10 years of following an Alzheimer's patient and her caregiver

60 Minutes shows how the disease has changed the world of Carol Daly, a woman diagnosed with Alzheimer's, and her caregiver husband, Mike

10 years of following an Alzheimer's patient

As baby boomers move into old age and live longer, the potential number of Alzheimer's sufferers in the U.S. may reach record levels. CBS News Chief Medical Correspondent Dr. Jon LaPook follows an Alzheimer's patient and her caregiver husband for 10 years in an unprecedented report that shows future sufferers and their caregivers what they may face. "For Better or for Worse" will be broadcast on 60 Minutes on Sunday, April 22 at 7 p.m. ET/PT on CBS.

The Alzheimer's Association told 60 Minutes it is unaware of any other video study of this length documenting the progression of the disease, which has no cure.  

LaPook chronicles a loving husband's increasing burden as he cares for the woman he loves as she slowly disappears in front of his eyes. The story of Mike and Carol Daly of Staten Island, NY,  is a sweet and sad journey from better to worse.

In her first interview, Carol's memory is slipping, but she knows how old she is; she is active and can still do her job at the bank. In just three years, she no longer knows her age and her lack of concentration makes it impossible for her to read or watch movies. As LaPook records her mental and physical decline, he also reports Mike's parallel emotional erosion.

The Alzheimer's Association warns of the dangerous stress caring for a patient can cause. The upbeat can-do attitude Mike displays early in the report fades toward the end, coinciding with Carol's descent into complete helplessness. "I'm dying. I really think I am. The stress – they thought I had a heart attack to begin with," he tells LaPook, "They wanted to put me in the hospital. I can't go to the hospital. What do I do with Carol?"

Eventually, Mike has to hire someone to help him take care of Carol. It was another expense adding to the expense of this disease, which costs the Dalys $40,000 per year. That cost is for home care.  Nursing home care, inevitable in many cases, is much more.

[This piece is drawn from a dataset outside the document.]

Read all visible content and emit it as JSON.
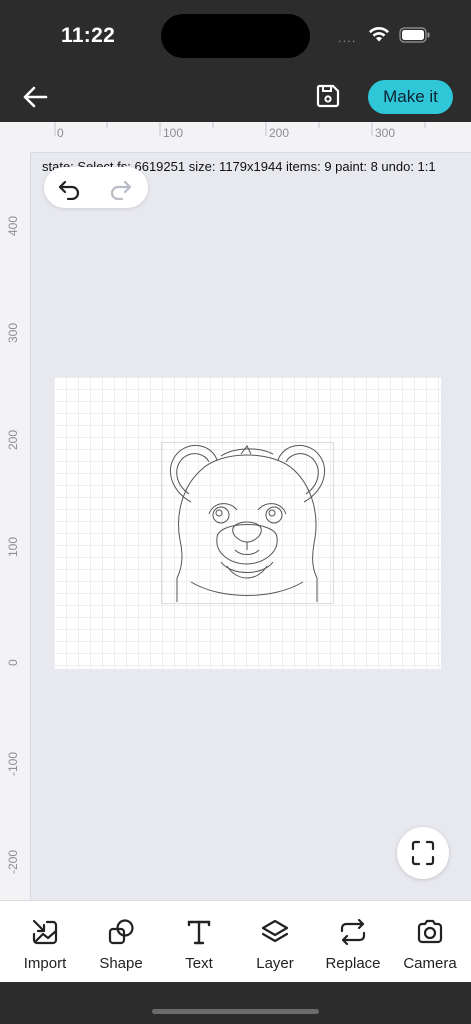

Alzheimer's forced  Mike and Carol to switch roles, says Mike. He tells LaPook he does the household chores Carol once did and now, he must care for her, too.  When LaPook says to Mike, "That's not what you signed up for," he replies, "Yes I did. "When we took our oath, it's for better or for worse."